It’s easier to see this from the perspective of the one who is making the sacrifice. If you give in to make your partner happy, you’re likely to feel good about yourself—you did something nice to improve the relationship. However, if you gave in to avoid feeling guilty, you’re probably going to focus on what the sacrifice cost you—and this will likely make you feel bad.
From the perspective of the other partner, however, the dynamics are more subtle. Our attitudes about our behaviors are influenced by the motives we have for performing them, and these attitudes can affect our mood.
Even if your partner doesn’t know you sacrificed for an approach motive, your boost in mood over the next few hours or days will be evident to your partner. And that will affect your partner’s mood in a positive way as well.
Likewise, when you sacrifice due to avoidance motivation, this is going to negatively impact your mood. Your partner will sense this and be impacted by it as well.
The researchers also found long-term effects on relationship satisfaction for approach versus avoidance sacrifice motives. In particular, this had to do with volatility, or the degree to which each partner’s relationship satisfaction varies from day to day.
When couples habitually act on approach motives when sacrificing, both partners maintain a relatively high but steady level of relationship satisfaction. However, when they typically act on avoidance motives, both partners report greater fluctuations in how satisfied they are with the relationship. Apparently, avoidance motives elicit more conflicting feelings than do approach motives, both for the partner that sacrificed and for the partner that benefited from it.
Relationships always entail making sacrifices. And yet, the attitudes we have toward the sacrifices we make can greatly impact the relationship, both in the moment and in the long run. When we make sacrifices to avoid bad feelings, we set off a vicious cycle in which neither partner is satisfied. But when we sacrifice as a gift to our partner, we set off a virtuous cycle in which both of us benefit.

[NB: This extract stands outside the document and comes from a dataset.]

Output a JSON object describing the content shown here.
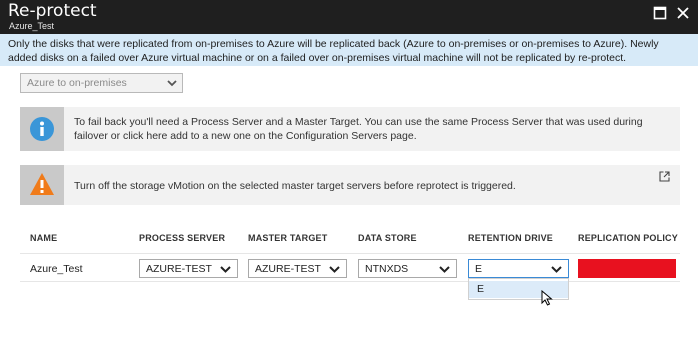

Kayabol, N. B. A., Gonzalez, J.-M., Gamble, H., Totenhagen, C. J., & Curran, M. A. (2020). Levels and volatility in daily relationship quality: Roles of daily sacrifice motives. Journal of Social and Personal Relationships. Advance online publication. DOI: 10.1177/0265407520945032